(Recorded data)
▬▬▬▬▬▬▬▬▬▬

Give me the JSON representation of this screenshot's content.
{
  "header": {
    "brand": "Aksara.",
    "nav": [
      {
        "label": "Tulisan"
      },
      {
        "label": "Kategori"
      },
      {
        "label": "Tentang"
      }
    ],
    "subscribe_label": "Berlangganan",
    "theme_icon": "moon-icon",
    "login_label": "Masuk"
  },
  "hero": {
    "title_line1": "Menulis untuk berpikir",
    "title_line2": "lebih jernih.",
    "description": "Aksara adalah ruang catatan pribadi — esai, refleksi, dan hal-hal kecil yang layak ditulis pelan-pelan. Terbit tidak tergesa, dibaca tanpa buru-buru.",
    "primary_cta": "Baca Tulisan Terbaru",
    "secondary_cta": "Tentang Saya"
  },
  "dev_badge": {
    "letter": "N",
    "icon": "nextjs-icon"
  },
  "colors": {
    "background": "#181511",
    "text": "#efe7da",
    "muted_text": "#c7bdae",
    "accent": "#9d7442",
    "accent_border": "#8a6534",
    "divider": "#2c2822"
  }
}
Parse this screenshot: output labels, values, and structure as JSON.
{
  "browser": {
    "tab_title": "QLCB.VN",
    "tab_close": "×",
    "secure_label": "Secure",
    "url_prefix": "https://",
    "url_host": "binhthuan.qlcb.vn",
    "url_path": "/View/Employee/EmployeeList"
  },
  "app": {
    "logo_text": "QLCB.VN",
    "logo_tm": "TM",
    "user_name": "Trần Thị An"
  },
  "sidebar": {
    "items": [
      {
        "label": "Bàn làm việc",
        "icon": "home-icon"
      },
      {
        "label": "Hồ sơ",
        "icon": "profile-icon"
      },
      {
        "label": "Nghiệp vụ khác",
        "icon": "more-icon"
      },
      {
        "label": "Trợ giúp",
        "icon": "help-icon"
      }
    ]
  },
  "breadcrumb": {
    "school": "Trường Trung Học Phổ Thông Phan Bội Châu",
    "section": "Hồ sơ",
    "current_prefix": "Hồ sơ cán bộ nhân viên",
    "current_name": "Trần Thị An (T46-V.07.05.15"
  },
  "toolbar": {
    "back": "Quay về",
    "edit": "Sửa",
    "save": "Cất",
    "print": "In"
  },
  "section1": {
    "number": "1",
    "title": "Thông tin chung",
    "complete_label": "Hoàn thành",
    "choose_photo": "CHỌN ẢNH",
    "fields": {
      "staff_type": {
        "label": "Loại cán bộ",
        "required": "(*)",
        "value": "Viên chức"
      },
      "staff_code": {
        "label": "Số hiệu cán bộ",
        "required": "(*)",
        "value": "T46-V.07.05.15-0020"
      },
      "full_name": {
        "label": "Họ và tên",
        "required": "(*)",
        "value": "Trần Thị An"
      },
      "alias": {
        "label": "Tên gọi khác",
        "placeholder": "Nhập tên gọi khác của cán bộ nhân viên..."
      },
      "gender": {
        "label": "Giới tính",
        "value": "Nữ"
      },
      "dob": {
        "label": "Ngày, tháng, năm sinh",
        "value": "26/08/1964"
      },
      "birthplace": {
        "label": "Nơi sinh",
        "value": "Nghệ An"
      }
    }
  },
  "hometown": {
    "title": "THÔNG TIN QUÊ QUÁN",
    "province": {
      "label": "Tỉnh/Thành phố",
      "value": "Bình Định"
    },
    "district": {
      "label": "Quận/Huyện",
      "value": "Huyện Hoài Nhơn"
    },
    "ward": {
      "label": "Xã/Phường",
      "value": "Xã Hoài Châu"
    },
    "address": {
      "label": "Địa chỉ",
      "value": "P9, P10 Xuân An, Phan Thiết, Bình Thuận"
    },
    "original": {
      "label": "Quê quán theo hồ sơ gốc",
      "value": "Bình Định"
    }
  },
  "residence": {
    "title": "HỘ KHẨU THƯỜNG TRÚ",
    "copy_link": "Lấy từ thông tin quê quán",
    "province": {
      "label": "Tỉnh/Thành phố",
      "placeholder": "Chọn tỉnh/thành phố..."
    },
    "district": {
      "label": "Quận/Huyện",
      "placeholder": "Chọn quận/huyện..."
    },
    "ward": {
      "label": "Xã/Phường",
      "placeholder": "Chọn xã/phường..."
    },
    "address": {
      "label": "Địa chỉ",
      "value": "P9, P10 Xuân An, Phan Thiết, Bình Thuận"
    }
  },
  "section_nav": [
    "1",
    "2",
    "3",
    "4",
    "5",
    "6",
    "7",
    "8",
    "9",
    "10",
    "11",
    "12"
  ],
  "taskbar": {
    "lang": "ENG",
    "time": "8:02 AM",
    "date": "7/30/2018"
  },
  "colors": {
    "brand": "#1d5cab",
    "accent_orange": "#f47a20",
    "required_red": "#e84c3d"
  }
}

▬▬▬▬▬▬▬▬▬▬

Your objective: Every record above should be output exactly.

Response:
Give me the JSON representation of this screenshot's content.
{
  "header": {
    "brand": "Aksara.",
    "nav": [
      {
        "label": "Tulisan"
      },
      {
        "label": "Kategori"
      },
      {
        "label": "Tentang"
      }
    ],
    "subscribe_label": "Berlangganan",
    "theme_icon": "moon-icon",
    "login_label": "Masuk"
  },
  "hero": {
    "title_line1": "Menulis untuk berpikir",
    "title_line2": "lebih jernih.",
    "description": "Aksara adalah ruang catatan pribadi — esai, refleksi, dan hal-hal kecil yang layak ditulis pelan-pelan. Terbit tidak tergesa, dibaca tanpa buru-buru.",
    "primary_cta": "Baca Tulisan Terbaru",
    "secondary_cta": "Tentang Saya"
  },
  "dev_badge": {
    "letter": "N",
    "icon": "nextjs-icon"
  },
  "colors": {
    "background": "#181511",
    "text": "#efe7da",
    "muted_text": "#c7bdae",
    "accent": "#9d7442",
    "accent_border": "#8a6534",
    "divider": "#2c2822"
  }
}
Parse this screenshot: output labels, values, and structure as JSON.
{
  "browser": {
    "tab_title": "QLCB.VN",
    "tab_close": "×",
    "secure_label": "Secure",
    "url_prefix": "https://",
    "url_host": "binhthuan.qlcb.vn",
    "url_path": "/View/Employee/EmployeeList"
  },
  "app": {
    "logo_text": "QLCB.VN",
    "logo_tm": "TM",
    "user_name": "Trần Thị An"
  },
  "sidebar": {
    "items": [
      {
        "label": "Bàn làm việc",
        "icon": "home-icon"
      },
      {
        "label": "Hồ sơ",
        "icon": "profile-icon"
      },
      {
        "label": "Nghiệp vụ khác",
        "icon": "more-icon"
      },
      {
        "label": "Trợ giúp",
        "icon": "help-icon"
      }
    ]
  },
  "breadcrumb": {
    "school": "Trường Trung Học Phổ Thông Phan Bội Châu",
    "section": "Hồ sơ",
    "current_prefix": "Hồ sơ cán bộ nhân viên",
    "current_name": "Trần Thị An (T46-V.07.05.15"
  },
  "toolbar": {
    "back": "Quay về",
    "edit": "Sửa",
    "save": "Cất",
    "print": "In"
  },
  "section1": {
    "number": "1",
    "title": "Thông tin chung",
    "complete_label": "Hoàn thành",
    "choose_photo": "CHỌN ẢNH",
    "fields": {
      "staff_type": {
        "label": "Loại cán bộ",
        "required": "(*)",
        "value": "Viên chức"
      },
      "staff_code": {
        "label": "Số hiệu cán bộ",
        "required": "(*)",
        "value": "T46-V.07.05.15-0020"
      },
      "full_name": {
        "label": "Họ và tên",
        "required": "(*)",
        "value": "Trần Thị An"
      },
      "alias": {
        "label": "Tên gọi khác",
        "placeholder": "Nhập tên gọi khác của cán bộ nhân viên..."
      },
      "gender": {
        "label": "Giới tính",
        "value": "Nữ"
      },
      "dob": {
        "label": "Ngày, tháng, năm sinh",
        "value": "26/08/1964"
      },
      "birthplace": {
        "label": "Nơi sinh",
        "value": "Nghệ An"
      }
    }
  },
  "hometown": {
    "title": "THÔNG TIN QUÊ QUÁN",
    "province": {
      "label": "Tỉnh/Thành phố",
      "value": "Bình Định"
    },
    "district": {
      "label": "Quận/Huyện",
      "value": "Huyện Hoài Nhơn"
    },
    "ward": {
      "label": "Xã/Phường",
      "value": "Xã Hoài Châu"
    },
    "address": {
      "label": "Địa chỉ",
      "value": "P9, P10 Xuân An, Phan Thiết, Bình Thuận"
    },
    "original": {
      "label": "Quê quán theo hồ sơ gốc",
      "value": "Bình Định"
    }
  },
  "residence": {
    "title": "HỘ KHẨU THƯỜNG TRÚ",
    "copy_link": "Lấy từ thông tin quê quán",
    "province": {
      "label": "Tỉnh/Thành phố",
      "placeholder": "Chọn tỉnh/thành phố..."
    },
    "district": {
      "label": "Quận/Huyện",
      "placeholder": "Chọn quận/huyện..."
    },
    "ward": {
      "label": "Xã/Phường",
      "placeholder": "Chọn xã/phường..."
    },
    "address": {
      "label": "Địa chỉ",
      "value": "P9, P10 Xuân An, Phan Thiết, Bình Thuận"
    }
  },
  "section_nav": [
    "1",
    "2",
    "3",
    "4",
    "5",
    "6",
    "7",
    "8",
    "9",
    "10",
    "11",
    "12"
  ],
  "taskbar": {
    "lang": "ENG",
    "time": "8:02 AM",
    "date": "7/30/2018"
  },
  "colors": {
    "brand": "#1d5cab",
    "accent_orange": "#f47a20",
    "required_red": "#e84c3d"
  }
}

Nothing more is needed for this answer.